Writer and director Djenar Maesa Ayu has established a reputation for her unflinching approach to the problems faced by women in modern Indonesian society. Dr Gaston Soehadi reviews her new film, Nay, which is screening in Melbourne as part of the 2016 Indonesian Film Festival.

Why do Indonesians migrate? And how do women – the majority of Indonesian migrants – maintain links with their home country? Dr Ken Setiawan speaks to Dr Monika Winarnita about these issues and more in the latest Talking Indonesia podcast.

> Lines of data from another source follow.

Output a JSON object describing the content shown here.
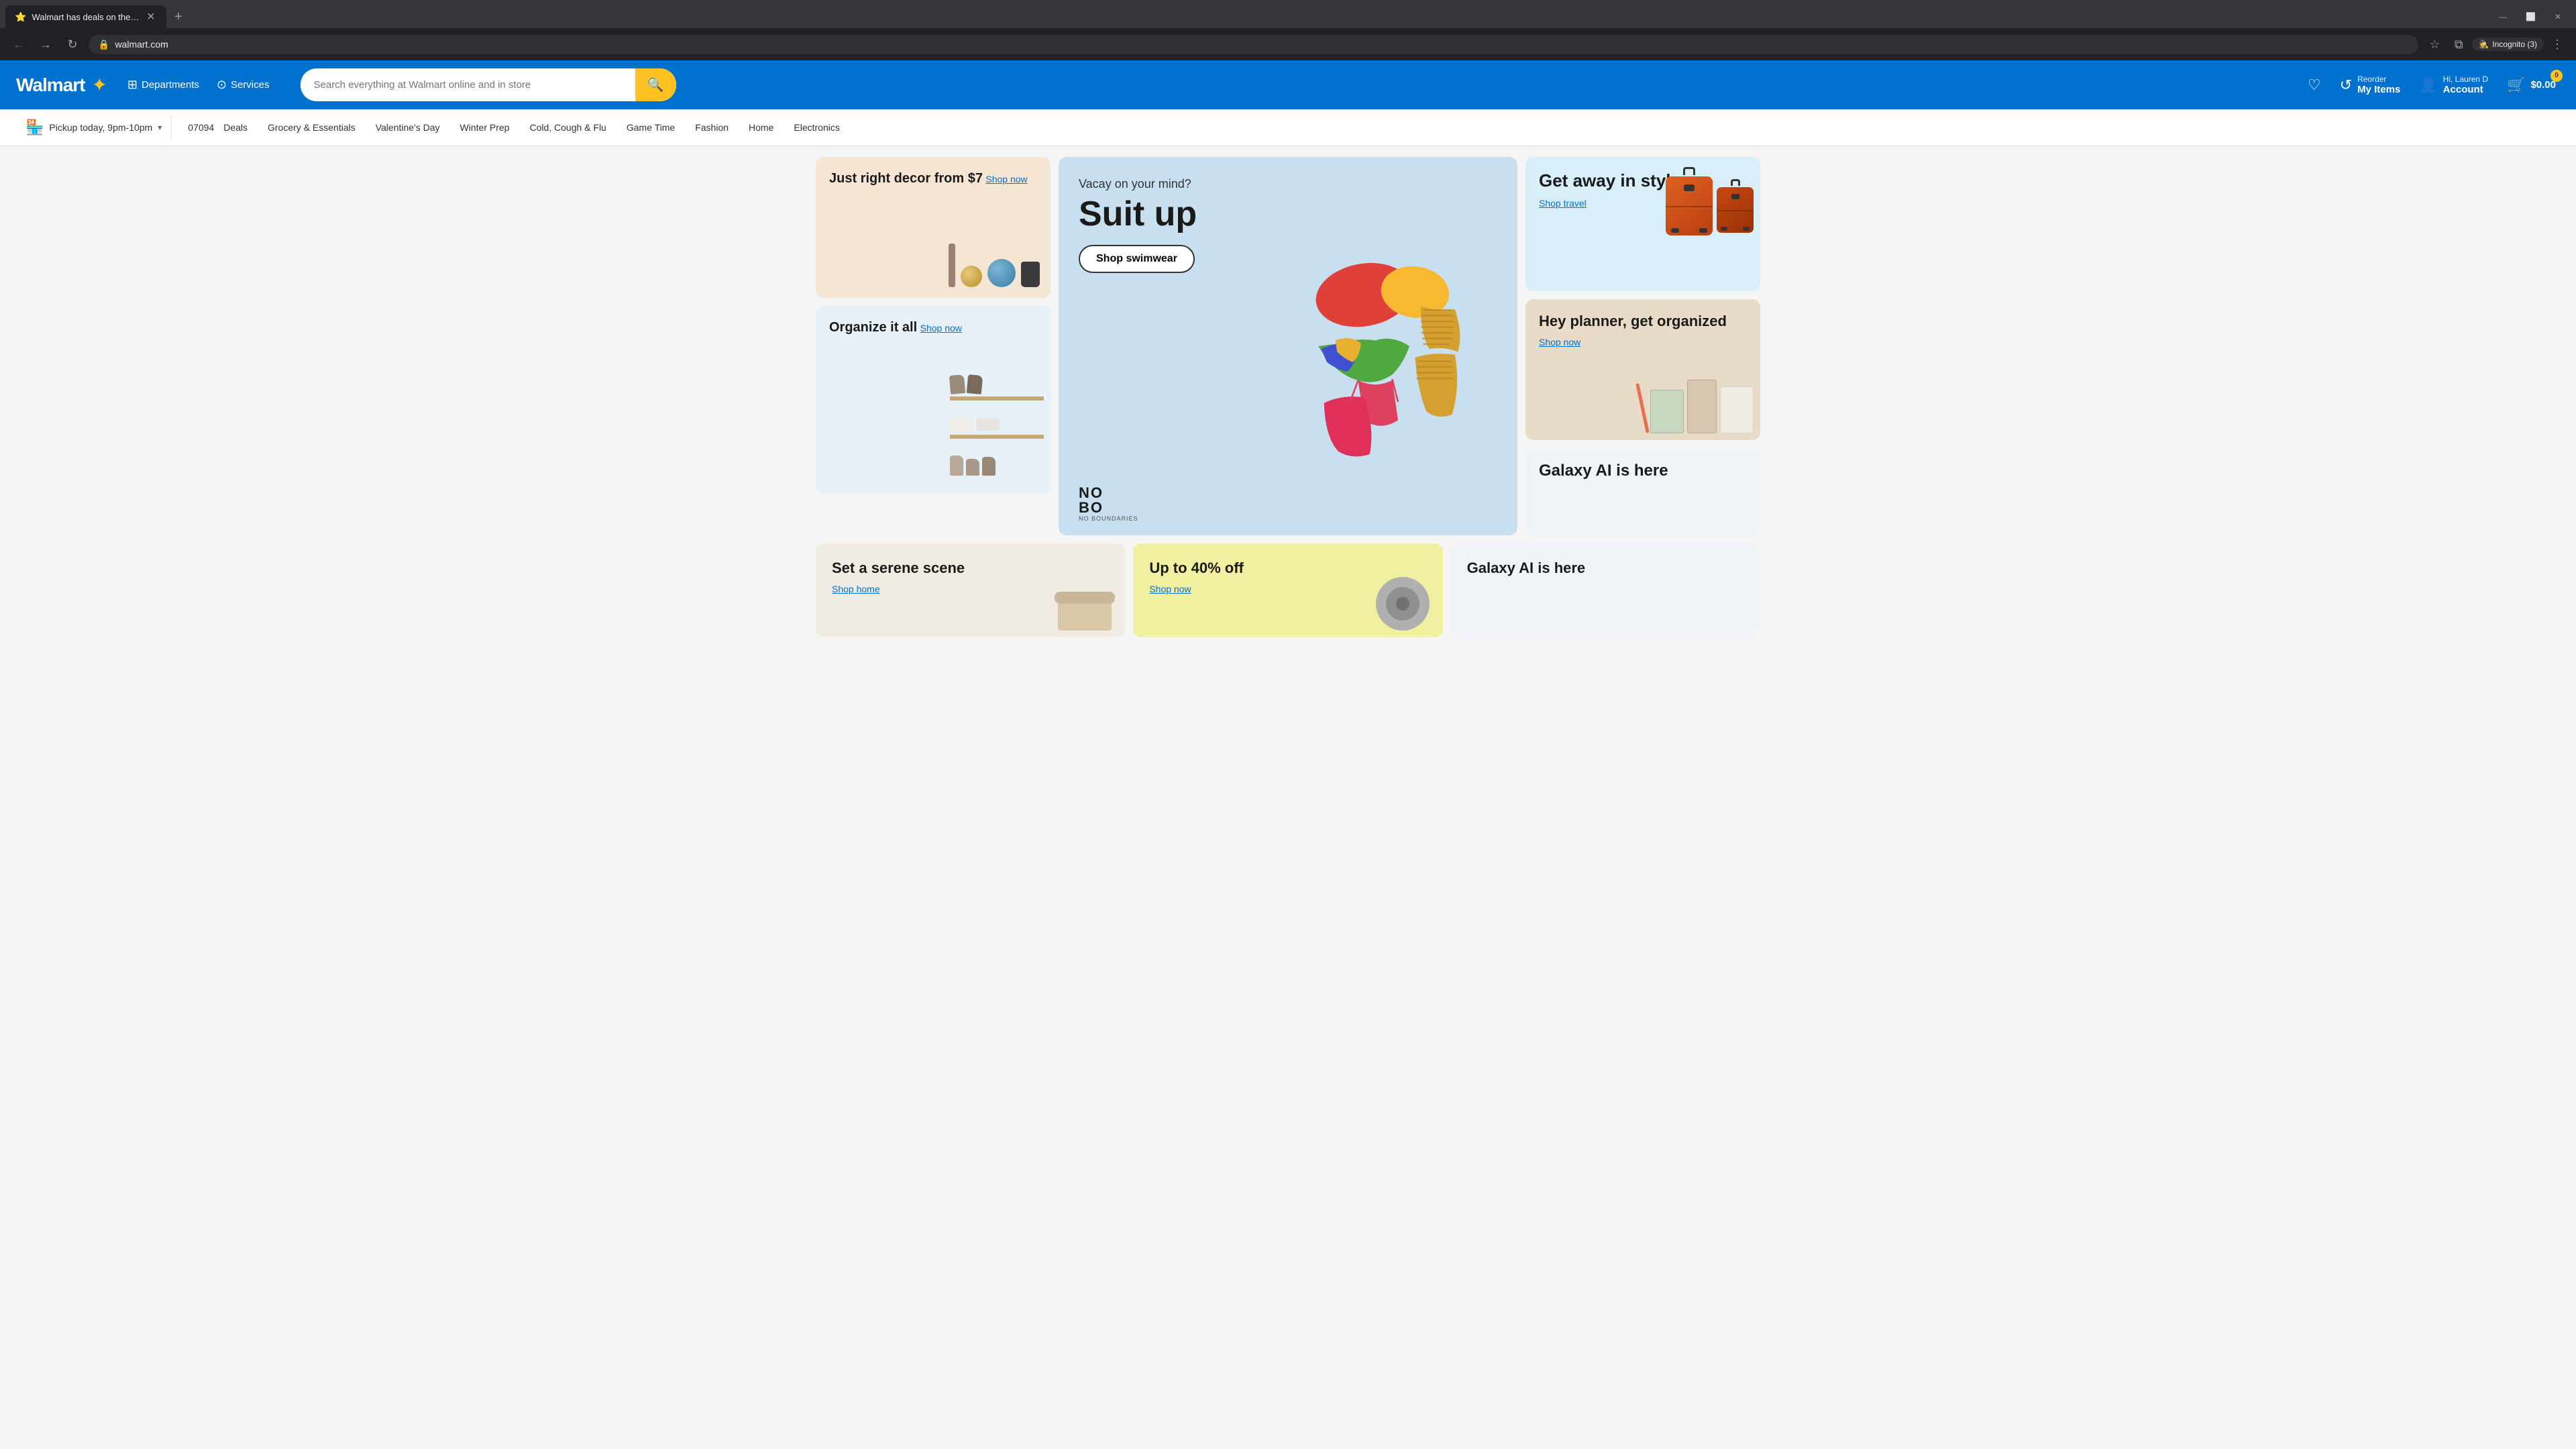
{
  "browser": {
    "tab": {
      "favicon": "⭐",
      "title": "Walmart has deals on the most...",
      "url": "walmart.com"
    },
    "incognito": "Incognito (3)"
  },
  "header": {
    "logo": "Walmart",
    "spark": "✦",
    "nav": {
      "departments": "Departments",
      "services": "Services"
    },
    "search": {
      "placeholder": "Search everything at Walmart online and in store"
    },
    "reorder": {
      "label": "Reorder",
      "title": "My Items"
    },
    "account": {
      "greeting": "Hi, Lauren D",
      "title": "Account"
    },
    "cart": {
      "count": "0",
      "amount": "$0.00"
    }
  },
  "subnav": {
    "pickup": "Pickup today, 9pm-10pm",
    "zipcode": "07094",
    "links": [
      "Deals",
      "Grocery & Essentials",
      "Valentine's Day",
      "Winter Prep",
      "Cold, Cough & Flu",
      "Game Time",
      "Fashion",
      "Home",
      "Electronics"
    ]
  },
  "hero": {
    "subtitle": "Vacay on your mind?",
    "title": "Suit up",
    "cta": "Shop swimwear",
    "brand": "NO BOUNDARIES",
    "brand_sub": "NO BO"
  },
  "promo": {
    "decor": {
      "title": "Just right decor from $7",
      "link": "Shop now"
    },
    "organize": {
      "title": "Organize it all",
      "link": "Shop now"
    },
    "travel": {
      "title": "Get away in style",
      "link": "Shop travel"
    },
    "planner": {
      "title": "Hey planner, get organized",
      "link": "Shop now"
    },
    "serene": {
      "title": "Set a serene scene",
      "link": "Shop home"
    },
    "discount": {
      "title": "Up to 40% off",
      "link": "Shop now"
    },
    "galaxy": {
      "title": "Galaxy AI is here"
    }
  },
  "icons": {
    "back": "←",
    "forward": "→",
    "reload": "↻",
    "star": "☆",
    "profile": "◉",
    "menu": "⋮",
    "search": "🔍",
    "cart": "🛒",
    "account": "👤",
    "heart": "♡",
    "pickup": "🏪",
    "chevron_down": "▾",
    "grid": "⊞"
  }
}
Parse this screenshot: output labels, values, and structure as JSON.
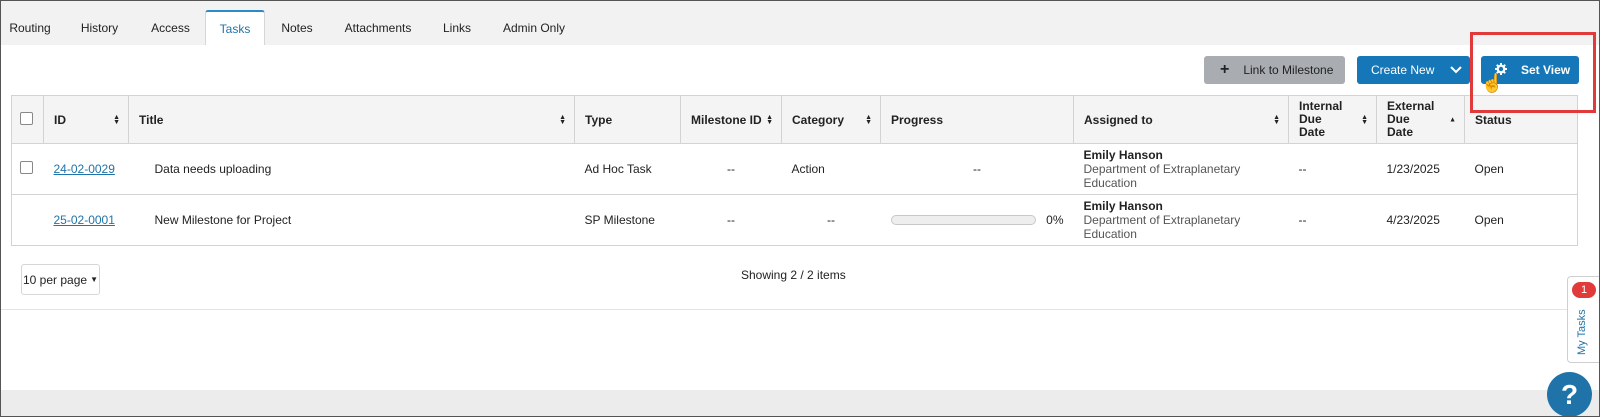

It is often assumed that Indonesian visual artists began highlighting social and political issues in earnest following the end of authoritarianism in 1998. But to what extent is this assumption correct? In Talking Indonesia this week, Dr Ken Setiawan explores this issue and more with Dr Wulan Dirgantoro from Lasalle College of the Arts in Singapore.

After years of obscurity, Indonesian literature is having a moment on the world stage. In Talking Indonesia this week, Dr Ken Setiawan chats to Lily Yulianti Farid about why Indonesian literature has been overlooked for so long, and how community initiatives are helping to promote Indonesian books.

Most Indonesian streets appear tired and unloved. But they are also the only truly public spaces in Indonesian cities. Dr Amanda Achmadi profiles Visual Jalanan, an initiative that aims to document the provocative, profound and often silly visual works and activities found on streets across the country.

Dr Edwin Jurriens profiles the independent Bandung artist Tisna Sanjaya, one of 15 contemporary Indonesian artists presenting work at the Shout! exhibition, part of Multicultural Arts Victoria’s Mapping Melbourne festival.